While the use of Randomised Controlled Trials (RCTs) in government has historically been low, over the last 10 years, the Behavioural Insights Team has aimed to popularise the use of the RCTs and support the work of the organisations like the Cochrane and Campbell Collaboration to get evidence into policy. During this time, a passionate debate has raged between the proponents of RCTs and also those who have argued that RCTs may even be overused or that they are not driven by theory enough

 

However, this debate has not stopped action organisations like the Education Endowment Foundation supercharging the number of RCTs being funded, or organisations like Administrative Data Research UK or the UK Ministry of Justice’s Data Lab service finding new ways to support governments to be more effective.

In this podcast, Alex Gyani in Sydney and Alex Sutherland in London discuss what being a fully evidenced based  government means and how we can get there. We’ll start by discussing what it means to be evidence based, then highlight how BIT has been able to run trials at scale and how ‘nudge’ trials compare to those run in academia. Finally, we look to the future and the promise of machine learning and how AI might be able to help human decision making.

 

If you would like to know more you can download Test, Learn, Adapt here and can also read our report on data science and behavioural insights here. If you would like to know more about the history of whey, you can go here.

 

Credits: 

Editing by Evan Sycamnias at Pixelife Studio

Production by Alex Gyani 

 

Musical credits: 

Intro: Next to you by Jessie Villa

Outro: Cassette Deck by Basketcase 

Creating better markets

Creating better markets

April 22, 2021

In this episode, BIT's CEO, Professor David Halpern, speaks to the New South Wales Minister for Customer Service, Victor Dominello.

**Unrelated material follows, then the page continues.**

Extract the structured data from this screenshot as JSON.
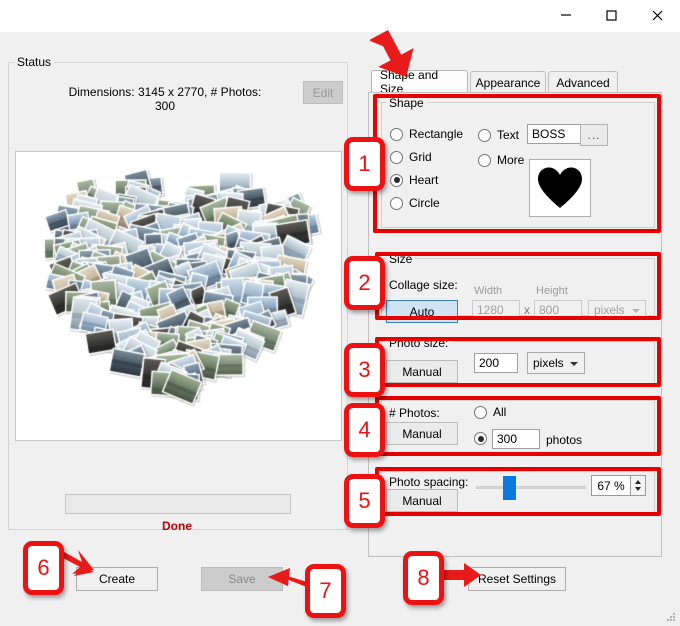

David and Victor cover a wide range of topics, starting with why other governments should have a Minister for Customer Service, how behavioural insights can improve economic policy, how markets can be made more transparent and when governments should intervene in markets. 

 

Victor has been the Member of Parliament for Ryde since 2008. He has held the position of Minister for Customer Service since April 2019. Prior to that Victor held the position of the Minister for Finance, Services and Property and was appointed the state’s first Minister for Innovation and Better Regulation in 2015. His earlier appointments include the Minister for Citizenship, Communities, the Minister for Aboriginal Affairs, the Minister for Veterans Affairs and the Assistant Minister for Education. As mentioned on the podcast, the NSW Behavioural Insights Unit was established in 2012 and has been located in the Department of Customer Service since 2019.

 

You can keep up to date with the work that he has been doing through his website, LinkedIn and Twitter

 

Further reading

 

  • If you want to read some news coverage about the FuelCheck app, you can go here or head to the FuelCheck website here
  • If you want to learn more about the Comprehensive Third Party reforms, you can read about it here
  • You can also read more about the work that the New South Wales Behavioural Insights Unit are doing here

 

Credits 

 

Editing by Evan Sycamnias at Pixelife Studio

Music by Rich O’Brien

Thanks to Ellie Wood at the Minister’s Office, and Dave Trudinger, Eva Koromilas and the Behavioural Insights Unit.